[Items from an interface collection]

★ ★ ★

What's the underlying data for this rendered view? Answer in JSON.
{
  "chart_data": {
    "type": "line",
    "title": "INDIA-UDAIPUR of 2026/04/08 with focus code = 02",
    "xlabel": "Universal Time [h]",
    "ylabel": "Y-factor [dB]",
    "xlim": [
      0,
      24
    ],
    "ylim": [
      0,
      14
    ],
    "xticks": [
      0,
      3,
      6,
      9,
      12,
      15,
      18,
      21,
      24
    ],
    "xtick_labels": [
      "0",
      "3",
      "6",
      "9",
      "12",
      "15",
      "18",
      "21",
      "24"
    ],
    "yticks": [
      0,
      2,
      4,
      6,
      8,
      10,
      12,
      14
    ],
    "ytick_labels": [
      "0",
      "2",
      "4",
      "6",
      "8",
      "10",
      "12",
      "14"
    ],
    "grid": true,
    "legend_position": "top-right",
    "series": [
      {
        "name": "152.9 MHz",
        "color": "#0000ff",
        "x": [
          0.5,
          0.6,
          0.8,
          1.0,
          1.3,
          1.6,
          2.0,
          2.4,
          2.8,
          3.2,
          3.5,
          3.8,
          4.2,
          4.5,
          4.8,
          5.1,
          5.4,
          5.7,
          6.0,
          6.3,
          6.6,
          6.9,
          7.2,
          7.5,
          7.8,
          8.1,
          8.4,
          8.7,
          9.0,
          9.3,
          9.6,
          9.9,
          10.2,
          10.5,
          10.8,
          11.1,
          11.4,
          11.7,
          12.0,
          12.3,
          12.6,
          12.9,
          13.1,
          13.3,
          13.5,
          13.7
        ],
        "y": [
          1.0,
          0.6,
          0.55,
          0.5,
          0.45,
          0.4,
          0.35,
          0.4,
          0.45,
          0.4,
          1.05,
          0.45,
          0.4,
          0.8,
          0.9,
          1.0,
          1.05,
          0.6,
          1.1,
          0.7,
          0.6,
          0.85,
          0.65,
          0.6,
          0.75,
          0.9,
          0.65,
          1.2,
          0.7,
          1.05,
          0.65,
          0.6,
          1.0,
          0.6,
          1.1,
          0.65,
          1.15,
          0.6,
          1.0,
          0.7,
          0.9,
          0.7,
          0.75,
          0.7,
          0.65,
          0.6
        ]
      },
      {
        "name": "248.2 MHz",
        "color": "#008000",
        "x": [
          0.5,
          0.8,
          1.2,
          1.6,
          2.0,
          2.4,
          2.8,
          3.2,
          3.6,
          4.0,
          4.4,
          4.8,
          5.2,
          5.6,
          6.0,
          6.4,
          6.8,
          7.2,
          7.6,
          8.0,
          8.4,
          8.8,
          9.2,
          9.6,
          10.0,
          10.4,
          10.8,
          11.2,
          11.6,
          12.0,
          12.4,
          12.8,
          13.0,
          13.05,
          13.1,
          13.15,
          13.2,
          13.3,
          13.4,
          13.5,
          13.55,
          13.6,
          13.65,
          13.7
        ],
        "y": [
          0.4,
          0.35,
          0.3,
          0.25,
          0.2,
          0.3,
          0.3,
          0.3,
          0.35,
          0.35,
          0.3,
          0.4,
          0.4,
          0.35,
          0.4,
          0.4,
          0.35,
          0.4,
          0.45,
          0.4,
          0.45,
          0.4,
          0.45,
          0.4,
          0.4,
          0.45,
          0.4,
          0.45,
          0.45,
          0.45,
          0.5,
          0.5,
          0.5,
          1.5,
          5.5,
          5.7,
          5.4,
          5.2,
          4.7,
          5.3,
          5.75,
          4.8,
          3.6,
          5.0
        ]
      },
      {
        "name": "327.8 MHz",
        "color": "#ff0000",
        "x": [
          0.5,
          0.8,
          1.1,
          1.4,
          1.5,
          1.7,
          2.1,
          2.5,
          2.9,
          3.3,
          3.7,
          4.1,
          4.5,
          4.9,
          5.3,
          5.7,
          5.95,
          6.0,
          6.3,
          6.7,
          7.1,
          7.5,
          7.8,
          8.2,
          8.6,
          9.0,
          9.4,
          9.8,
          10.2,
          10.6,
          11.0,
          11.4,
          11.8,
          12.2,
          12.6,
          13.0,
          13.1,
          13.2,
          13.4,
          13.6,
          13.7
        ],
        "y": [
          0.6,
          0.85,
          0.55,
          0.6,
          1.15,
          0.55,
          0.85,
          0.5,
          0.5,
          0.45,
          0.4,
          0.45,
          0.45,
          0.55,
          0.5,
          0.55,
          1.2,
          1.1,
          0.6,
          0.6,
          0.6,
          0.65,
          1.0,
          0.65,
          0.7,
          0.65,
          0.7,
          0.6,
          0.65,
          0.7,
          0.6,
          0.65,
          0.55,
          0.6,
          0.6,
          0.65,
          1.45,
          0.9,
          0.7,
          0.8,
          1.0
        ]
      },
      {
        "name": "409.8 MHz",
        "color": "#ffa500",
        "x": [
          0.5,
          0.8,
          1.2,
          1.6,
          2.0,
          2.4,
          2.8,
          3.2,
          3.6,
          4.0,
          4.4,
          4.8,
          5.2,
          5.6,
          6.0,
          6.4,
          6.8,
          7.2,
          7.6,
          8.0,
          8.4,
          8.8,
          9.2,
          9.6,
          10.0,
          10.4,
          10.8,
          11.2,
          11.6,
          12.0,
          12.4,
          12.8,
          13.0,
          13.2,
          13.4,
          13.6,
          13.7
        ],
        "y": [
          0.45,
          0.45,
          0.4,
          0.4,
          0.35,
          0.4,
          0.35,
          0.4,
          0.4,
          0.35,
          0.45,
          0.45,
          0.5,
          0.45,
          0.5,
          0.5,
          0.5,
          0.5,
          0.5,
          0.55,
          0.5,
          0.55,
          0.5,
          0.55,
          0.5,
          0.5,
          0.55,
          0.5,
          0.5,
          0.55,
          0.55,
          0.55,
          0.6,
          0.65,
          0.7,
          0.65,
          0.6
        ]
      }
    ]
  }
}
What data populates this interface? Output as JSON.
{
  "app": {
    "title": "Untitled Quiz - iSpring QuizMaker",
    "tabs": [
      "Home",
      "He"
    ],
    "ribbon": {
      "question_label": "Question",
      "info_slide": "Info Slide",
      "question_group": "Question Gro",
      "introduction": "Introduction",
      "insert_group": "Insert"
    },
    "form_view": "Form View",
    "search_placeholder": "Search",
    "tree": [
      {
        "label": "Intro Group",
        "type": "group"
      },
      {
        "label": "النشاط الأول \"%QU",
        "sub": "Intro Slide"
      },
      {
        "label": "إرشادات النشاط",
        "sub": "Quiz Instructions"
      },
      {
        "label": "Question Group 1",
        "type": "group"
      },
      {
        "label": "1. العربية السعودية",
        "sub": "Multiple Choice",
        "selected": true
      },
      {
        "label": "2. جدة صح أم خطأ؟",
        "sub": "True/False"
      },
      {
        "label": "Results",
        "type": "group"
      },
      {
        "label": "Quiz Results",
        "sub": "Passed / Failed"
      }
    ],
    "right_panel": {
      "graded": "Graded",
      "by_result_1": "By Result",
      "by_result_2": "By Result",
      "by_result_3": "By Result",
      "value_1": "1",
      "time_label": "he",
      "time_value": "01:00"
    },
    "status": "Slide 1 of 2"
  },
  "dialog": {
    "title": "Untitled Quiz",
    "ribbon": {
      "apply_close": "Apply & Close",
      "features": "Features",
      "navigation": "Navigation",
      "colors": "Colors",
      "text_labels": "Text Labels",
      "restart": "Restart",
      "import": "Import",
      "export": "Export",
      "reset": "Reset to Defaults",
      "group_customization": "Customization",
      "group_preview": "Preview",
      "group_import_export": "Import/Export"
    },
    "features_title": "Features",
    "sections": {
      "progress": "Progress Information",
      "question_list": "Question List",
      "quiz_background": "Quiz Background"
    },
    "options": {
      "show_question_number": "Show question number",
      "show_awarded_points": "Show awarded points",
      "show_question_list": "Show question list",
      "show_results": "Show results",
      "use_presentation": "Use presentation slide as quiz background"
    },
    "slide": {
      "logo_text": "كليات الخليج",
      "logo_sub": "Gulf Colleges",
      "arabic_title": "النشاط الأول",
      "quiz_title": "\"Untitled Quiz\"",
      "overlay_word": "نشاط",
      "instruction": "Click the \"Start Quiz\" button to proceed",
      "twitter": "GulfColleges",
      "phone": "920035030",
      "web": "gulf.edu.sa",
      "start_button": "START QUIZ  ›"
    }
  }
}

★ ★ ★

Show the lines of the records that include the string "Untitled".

    "title": "Untitled Quiz - iSpring QuizMaker",
    "title": "Untitled Quiz",
      "quiz_title": "\"Untitled Quiz\"",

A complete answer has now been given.